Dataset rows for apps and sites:
-=-=-

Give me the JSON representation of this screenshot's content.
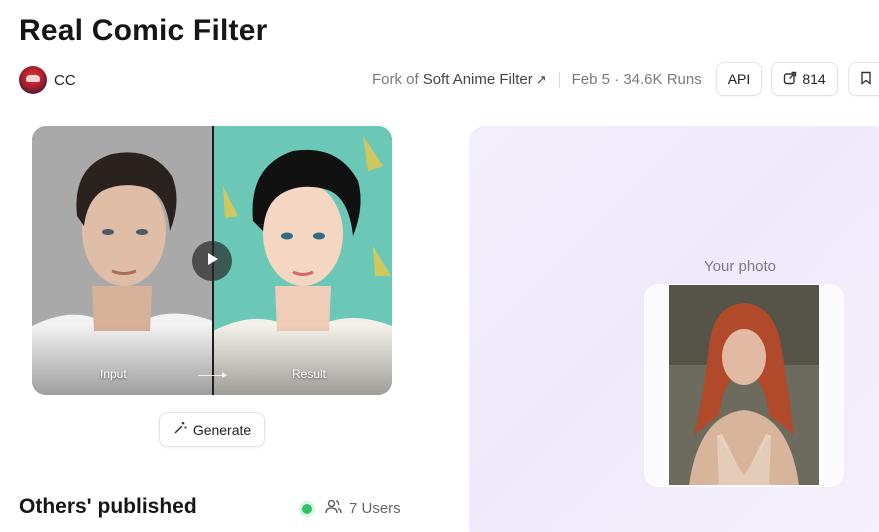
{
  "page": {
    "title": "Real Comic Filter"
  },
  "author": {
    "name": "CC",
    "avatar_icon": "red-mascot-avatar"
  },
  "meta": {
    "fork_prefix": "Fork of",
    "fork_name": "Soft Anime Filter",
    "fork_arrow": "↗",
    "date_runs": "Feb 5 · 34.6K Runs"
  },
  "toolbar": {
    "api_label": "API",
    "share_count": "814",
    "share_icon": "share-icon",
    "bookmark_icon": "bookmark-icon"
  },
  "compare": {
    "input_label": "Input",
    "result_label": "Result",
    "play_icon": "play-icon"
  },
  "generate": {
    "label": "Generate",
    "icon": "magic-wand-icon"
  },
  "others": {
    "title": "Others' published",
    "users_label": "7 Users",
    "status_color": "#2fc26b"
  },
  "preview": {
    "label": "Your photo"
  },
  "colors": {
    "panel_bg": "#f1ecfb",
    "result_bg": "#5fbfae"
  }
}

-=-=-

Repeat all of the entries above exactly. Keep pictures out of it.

Give me the JSON representation of this screenshot's content.
{
  "page": {
    "title": "Real Comic Filter"
  },
  "author": {
    "name": "CC",
    "avatar_icon": "red-mascot-avatar"
  },
  "meta": {
    "fork_prefix": "Fork of",
    "fork_name": "Soft Anime Filter",
    "fork_arrow": "↗",
    "date_runs": "Feb 5 · 34.6K Runs"
  },
  "toolbar": {
    "api_label": "API",
    "share_count": "814",
    "share_icon": "share-icon",
    "bookmark_icon": "bookmark-icon"
  },
  "compare": {
    "input_label": "Input",
    "result_label": "Result",
    "play_icon": "play-icon"
  },
  "generate": {
    "label": "Generate",
    "icon": "magic-wand-icon"
  },
  "others": {
    "title": "Others' published",
    "users_label": "7 Users",
    "status_color": "#2fc26b"
  },
  "preview": {
    "label": "Your photo"
  },
  "colors": {
    "panel_bg": "#f1ecfb",
    "result_bg": "#5fbfae"
  }
}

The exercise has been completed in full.